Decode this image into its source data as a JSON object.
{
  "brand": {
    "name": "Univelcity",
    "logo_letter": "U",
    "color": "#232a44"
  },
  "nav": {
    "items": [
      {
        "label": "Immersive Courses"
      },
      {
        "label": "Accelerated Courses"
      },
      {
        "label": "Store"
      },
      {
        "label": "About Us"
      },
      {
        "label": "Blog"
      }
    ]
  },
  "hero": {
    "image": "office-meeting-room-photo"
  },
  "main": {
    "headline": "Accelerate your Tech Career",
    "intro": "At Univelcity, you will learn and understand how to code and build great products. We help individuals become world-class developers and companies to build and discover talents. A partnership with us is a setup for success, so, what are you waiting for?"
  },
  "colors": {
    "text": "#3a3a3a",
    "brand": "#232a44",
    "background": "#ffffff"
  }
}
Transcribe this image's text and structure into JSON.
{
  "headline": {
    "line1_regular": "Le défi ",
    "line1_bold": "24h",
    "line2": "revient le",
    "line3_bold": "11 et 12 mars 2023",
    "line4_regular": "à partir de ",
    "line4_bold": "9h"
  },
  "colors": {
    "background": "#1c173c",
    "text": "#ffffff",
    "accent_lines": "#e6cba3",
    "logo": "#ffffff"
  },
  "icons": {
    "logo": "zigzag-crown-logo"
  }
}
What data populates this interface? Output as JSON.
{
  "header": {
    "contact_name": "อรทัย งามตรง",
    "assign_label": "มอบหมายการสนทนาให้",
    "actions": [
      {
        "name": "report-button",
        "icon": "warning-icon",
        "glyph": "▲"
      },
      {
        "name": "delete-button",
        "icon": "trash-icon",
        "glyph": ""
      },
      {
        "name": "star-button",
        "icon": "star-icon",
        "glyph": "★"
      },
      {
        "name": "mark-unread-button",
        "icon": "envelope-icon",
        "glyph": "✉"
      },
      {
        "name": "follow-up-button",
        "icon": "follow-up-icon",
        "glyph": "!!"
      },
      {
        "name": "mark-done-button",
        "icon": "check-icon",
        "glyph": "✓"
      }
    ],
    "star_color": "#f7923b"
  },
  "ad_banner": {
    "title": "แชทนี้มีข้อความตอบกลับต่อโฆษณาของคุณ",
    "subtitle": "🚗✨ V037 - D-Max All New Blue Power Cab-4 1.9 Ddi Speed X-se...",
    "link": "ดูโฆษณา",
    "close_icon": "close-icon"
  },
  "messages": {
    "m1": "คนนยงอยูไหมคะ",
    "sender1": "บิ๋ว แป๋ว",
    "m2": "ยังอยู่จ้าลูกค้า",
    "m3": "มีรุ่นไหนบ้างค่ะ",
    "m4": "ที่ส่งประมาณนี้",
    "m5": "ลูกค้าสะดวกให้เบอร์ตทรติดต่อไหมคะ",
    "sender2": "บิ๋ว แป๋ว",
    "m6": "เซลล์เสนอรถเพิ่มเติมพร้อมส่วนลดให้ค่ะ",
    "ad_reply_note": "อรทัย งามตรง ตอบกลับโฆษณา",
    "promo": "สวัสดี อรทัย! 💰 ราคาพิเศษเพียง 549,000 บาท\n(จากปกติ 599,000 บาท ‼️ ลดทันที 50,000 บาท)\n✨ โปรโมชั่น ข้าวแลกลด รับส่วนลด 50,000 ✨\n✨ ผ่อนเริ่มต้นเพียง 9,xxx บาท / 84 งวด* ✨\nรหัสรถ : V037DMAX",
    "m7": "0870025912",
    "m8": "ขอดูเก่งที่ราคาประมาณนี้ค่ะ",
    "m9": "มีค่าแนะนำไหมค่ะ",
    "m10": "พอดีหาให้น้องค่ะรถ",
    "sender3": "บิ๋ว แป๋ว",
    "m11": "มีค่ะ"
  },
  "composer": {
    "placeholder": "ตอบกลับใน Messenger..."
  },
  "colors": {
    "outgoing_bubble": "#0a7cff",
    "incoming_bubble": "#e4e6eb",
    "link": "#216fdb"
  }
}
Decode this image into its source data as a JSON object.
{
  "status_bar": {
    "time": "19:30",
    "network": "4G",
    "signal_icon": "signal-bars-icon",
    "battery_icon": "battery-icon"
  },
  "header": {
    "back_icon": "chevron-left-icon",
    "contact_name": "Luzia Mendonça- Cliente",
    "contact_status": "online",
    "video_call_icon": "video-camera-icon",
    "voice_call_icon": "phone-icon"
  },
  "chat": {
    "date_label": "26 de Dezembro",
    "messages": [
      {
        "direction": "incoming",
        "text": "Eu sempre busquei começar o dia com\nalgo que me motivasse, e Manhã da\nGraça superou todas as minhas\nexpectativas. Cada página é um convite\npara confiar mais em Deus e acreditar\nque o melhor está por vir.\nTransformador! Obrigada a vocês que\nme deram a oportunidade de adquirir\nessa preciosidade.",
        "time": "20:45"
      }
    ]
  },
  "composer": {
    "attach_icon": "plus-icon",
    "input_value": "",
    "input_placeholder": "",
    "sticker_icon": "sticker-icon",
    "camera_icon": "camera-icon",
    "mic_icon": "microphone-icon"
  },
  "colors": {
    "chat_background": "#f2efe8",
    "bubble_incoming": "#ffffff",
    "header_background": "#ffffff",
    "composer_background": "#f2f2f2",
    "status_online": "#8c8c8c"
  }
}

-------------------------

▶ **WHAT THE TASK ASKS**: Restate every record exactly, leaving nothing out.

▶ **OUTPUT**:
Decode this image into its source data as a JSON object.
{
  "brand": {
    "name": "Univelcity",
    "logo_letter": "U",
    "color": "#232a44"
  },
  "nav": {
    "items": [
      {
        "label": "Immersive Courses"
      },
      {
        "label": "Accelerated Courses"
      },
      {
        "label": "Store"
      },
      {
        "label": "About Us"
      },
      {
        "label": "Blog"
      }
    ]
  },
  "hero": {
    "image": "office-meeting-room-photo"
  },
  "main": {
    "headline": "Accelerate your Tech Career",
    "intro": "At Univelcity, you will learn and understand how to code and build great products. We help individuals become world-class developers and companies to build and discover talents. A partnership with us is a setup for success, so, what are you waiting for?"
  },
  "colors": {
    "text": "#3a3a3a",
    "brand": "#232a44",
    "background": "#ffffff"
  }
}
Transcribe this image's text and structure into JSON.
{
  "headline": {
    "line1_regular": "Le défi ",
    "line1_bold": "24h",
    "line2": "revient le",
    "line3_bold": "11 et 12 mars 2023",
    "line4_regular": "à partir de ",
    "line4_bold": "9h"
  },
  "colors": {
    "background": "#1c173c",
    "text": "#ffffff",
    "accent_lines": "#e6cba3",
    "logo": "#ffffff"
  },
  "icons": {
    "logo": "zigzag-crown-logo"
  }
}
What data populates this interface? Output as JSON.
{
  "header": {
    "contact_name": "อรทัย งามตรง",
    "assign_label": "มอบหมายการสนทนาให้",
    "actions": [
      {
        "name": "report-button",
        "icon": "warning-icon",
        "glyph": "▲"
      },
      {
        "name": "delete-button",
        "icon": "trash-icon",
        "glyph": ""
      },
      {
        "name": "star-button",
        "icon": "star-icon",
        "glyph": "★"
      },
      {
        "name": "mark-unread-button",
        "icon": "envelope-icon",
        "glyph": "✉"
      },
      {
        "name": "follow-up-button",
        "icon": "follow-up-icon",
        "glyph": "!!"
      },
      {
        "name": "mark-done-button",
        "icon": "check-icon",
        "glyph": "✓"
      }
    ],
    "star_color": "#f7923b"
  },
  "ad_banner": {
    "title": "แชทนี้มีข้อความตอบกลับต่อโฆษณาของคุณ",
    "subtitle": "🚗✨ V037 - D-Max All New Blue Power Cab-4 1.9 Ddi Speed X-se...",
    "link": "ดูโฆษณา",
    "close_icon": "close-icon"
  },
  "messages": {
    "m1": "คนนยงอยูไหมคะ",
    "sender1": "บิ๋ว แป๋ว",
    "m2": "ยังอยู่จ้าลูกค้า",
    "m3": "มีรุ่นไหนบ้างค่ะ",
    "m4": "ที่ส่งประมาณนี้",
    "m5": "ลูกค้าสะดวกให้เบอร์ตทรติดต่อไหมคะ",
    "sender2": "บิ๋ว แป๋ว",
    "m6": "เซลล์เสนอรถเพิ่มเติมพร้อมส่วนลดให้ค่ะ",
    "ad_reply_note": "อรทัย งามตรง ตอบกลับโฆษณา",
    "promo": "สวัสดี อรทัย! 💰 ราคาพิเศษเพียง 549,000 บาท\n(จากปกติ 599,000 บาท ‼️ ลดทันที 50,000 บาท)\n✨ โปรโมชั่น ข้าวแลกลด รับส่วนลด 50,000 ✨\n✨ ผ่อนเริ่มต้นเพียง 9,xxx บาท / 84 งวด* ✨\nรหัสรถ : V037DMAX",
    "m7": "0870025912",
    "m8": "ขอดูเก่งที่ราคาประมาณนี้ค่ะ",
    "m9": "มีค่าแนะนำไหมค่ะ",
    "m10": "พอดีหาให้น้องค่ะรถ",
    "sender3": "บิ๋ว แป๋ว",
    "m11": "มีค่ะ"
  },
  "composer": {
    "placeholder": "ตอบกลับใน Messenger..."
  },
  "colors": {
    "outgoing_bubble": "#0a7cff",
    "incoming_bubble": "#e4e6eb",
    "link": "#216fdb"
  }
}
Decode this image into its source data as a JSON object.
{
  "status_bar": {
    "time": "19:30",
    "network": "4G",
    "signal_icon": "signal-bars-icon",
    "battery_icon": "battery-icon"
  },
  "header": {
    "back_icon": "chevron-left-icon",
    "contact_name": "Luzia Mendonça- Cliente",
    "contact_status": "online",
    "video_call_icon": "video-camera-icon",
    "voice_call_icon": "phone-icon"
  },
  "chat": {
    "date_label": "26 de Dezembro",
    "messages": [
      {
        "direction": "incoming",
        "text": "Eu sempre busquei começar o dia com\nalgo que me motivasse, e Manhã da\nGraça superou todas as minhas\nexpectativas. Cada página é um convite\npara confiar mais em Deus e acreditar\nque o melhor está por vir.\nTransformador! Obrigada a vocês que\nme deram a oportunidade de adquirir\nessa preciosidade.",
        "time": "20:45"
      }
    ]
  },
  "composer": {
    "attach_icon": "plus-icon",
    "input_value": "",
    "input_placeholder": "",
    "sticker_icon": "sticker-icon",
    "camera_icon": "camera-icon",
    "mic_icon": "microphone-icon"
  },
  "colors": {
    "chat_background": "#f2efe8",
    "bubble_incoming": "#ffffff",
    "header_background": "#ffffff",
    "composer_background": "#f2f2f2",
    "status_online": "#8c8c8c"
  }
}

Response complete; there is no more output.